“Some, indeed, preach Christ from envy and rivalry, but others from good will;”
In context, Paul was referring to other preachers who were working against him. He said, “I can’t judge their motives—only God can see their heart. No matter what their intent, I’m grateful that Christ is preached.” Here’s the lesson. Sure others might try to hurt you or manipulate circumstances for their benefit, but do they preach that Jesus Christ is the Son of God? Do they proclaim the only hope for a fallen humanity is to turn from sin and embrace Jesus Christ by faith as the only basis for forgiveness? If they’re preaching that, then like Paul, I’m not gonna lose my joy over other members of God’s family.
Last thought from Philippians 1. If other people and circumstances aren’t threatening your joy today, then hear this: Don’t lose your joy over an uncertain future. Sometimes the thing that surfaces (da-dum, da-dum, da-dum) is not suffering or problems with other Christians, sometimes what threatens to devour your joy is . . . something. You can’t quite put your finger on it but it smells like fear. It’s the future lurking out there in the dark water.
Paul had some thoughts like that. As he wrote this letter he knew one of two things was certain: life or death—maybe tomorrow. But check out his attitude in verse 20:
“According to my eager expectation and my hope, that I will not be at all ashamed, but that with full courage, now, as always, Christ will be honored in my body . . .”
He says, “Man, this is my chance.” In the words “eager expectation” is the idea of stretching out your neck to see what’s ahead. Paul said, “Here’s what I know for sure: whether by life or death, Christ will be honored.” “For to me, to live is Christ, and to die is gain” (verse 21). If you are a follower of Jesus Christ, then that’s your whole future right there. What will happen to you? Gain. No 900 number is required for this prediction of your future. Paul says, “I’m not going to lose my joy, because up ahead I win.” Living brings honor to Christ. Dying brings gain.
You say, “Well, what is this gain exactly?” It’s heaven!
A few years back I did a series on heaven called “A Glimpse of Glory.” Heaven is a lot more than gold streets and church all the time.
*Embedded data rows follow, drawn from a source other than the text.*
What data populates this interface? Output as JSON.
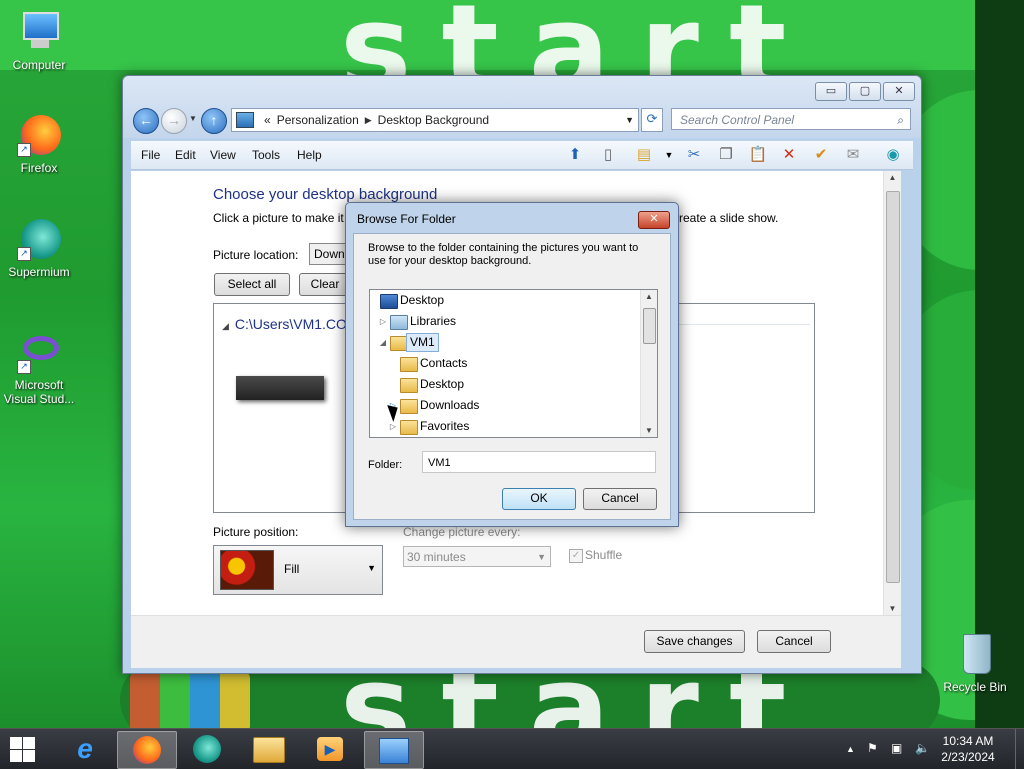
{
  "desktop": {
    "icons": [
      {
        "label": "Computer"
      },
      {
        "label": "Firefox"
      },
      {
        "label": "Supermium"
      },
      {
        "label": "Microsoft Visual Stud..."
      },
      {
        "label": "Recycle Bin"
      }
    ],
    "wallpaper_text": "start"
  },
  "window": {
    "caption_buttons": {
      "minimize": "▭",
      "maximize": "▢",
      "close": "✕"
    },
    "address": {
      "prefix": "«",
      "crumbs": [
        "Personalization",
        "Desktop Background"
      ]
    },
    "search_placeholder": "Search Control Panel",
    "menu": [
      "File",
      "Edit",
      "View",
      "Tools",
      "Help"
    ],
    "content": {
      "heading": "Choose your desktop background",
      "subtitle_left": "Click a picture to make it",
      "subtitle_right": "reate a slide show.",
      "picture_location_label": "Picture location:",
      "picture_location_value": "Down",
      "select_all": "Select all",
      "clear_all": "Clear",
      "folder_path": "C:\\Users\\VM1.CO",
      "picture_position_label": "Picture position:",
      "picture_position_value": "Fill",
      "change_picture_label": "Change picture every:",
      "change_picture_value": "30 minutes",
      "shuffle_label": "Shuffle"
    },
    "footer": {
      "save": "Save changes",
      "cancel": "Cancel"
    }
  },
  "dialog": {
    "title": "Browse For Folder",
    "close": "✕",
    "description": "Browse to the folder containing the pictures you want to use for your desktop background.",
    "tree": [
      {
        "label": "Desktop",
        "level": 0,
        "expander": "",
        "icon": "desktop"
      },
      {
        "label": "Libraries",
        "level": 1,
        "expander": "▷",
        "icon": "folder"
      },
      {
        "label": "VM1",
        "level": 1,
        "expander": "◢",
        "icon": "user-folder",
        "selected": true
      },
      {
        "label": "Contacts",
        "level": 2,
        "expander": "",
        "icon": "folder"
      },
      {
        "label": "Desktop",
        "level": 2,
        "expander": "",
        "icon": "desktop-folder"
      },
      {
        "label": "Downloads",
        "level": 2,
        "expander": "▷",
        "icon": "download-folder"
      },
      {
        "label": "Favorites",
        "level": 2,
        "expander": "▷",
        "icon": "star-folder"
      }
    ],
    "folder_label": "Folder:",
    "folder_value": "VM1",
    "ok": "OK",
    "cancel": "Cancel"
  },
  "taskbar": {
    "apps": [
      "Internet Explorer",
      "Firefox",
      "Supermium",
      "File Explorer",
      "Windows Media Player",
      "Control Panel"
    ],
    "time": "10:34 AM",
    "date": "2/23/2024"
  }
}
Heaven is phenomenal, big, and abundantly fulfilling—so much so that your mind can’t even comprehend what God has in store for those who love Him. In your first five seconds in heaven all sorrow is erased. All human happiness eclipsed. Should somebody ask, “What was the worst thing that happened to you in life?” you won’t remember. Or if they say, “How good is this?” You’re gonna be like, “better than anything I’ve ever experienced.” And that’s in the first five seconds. Just add to that forever!
I guarantee you that ten thousand years from today we’re gonna realize how short this part was. So let’s not lose our joy over anything. This isn’t some pep talk or emotional inoculation intended to last till Thursday. You can build your life on this truth. You can choose joy. You can constantly choose to let the life of Jesus overflow from you. And I tell you, this works in the deepest valleys. God’s supernatural delight sustains people in the darkest, most difficult seasons of life. I’ve seen it with my own eyes. I’ve experienced it in my own life.
So all that remains is this: will you choose joy? Don’t let suffering steal it. Keep your perspective on people who threaten it. Remember what’s ahead in your future. God help us in this brief season we have left on earth to rejoice no matter what, that we might bring glory to Him and serve Him with greater effectiveness.
brought to you by change partners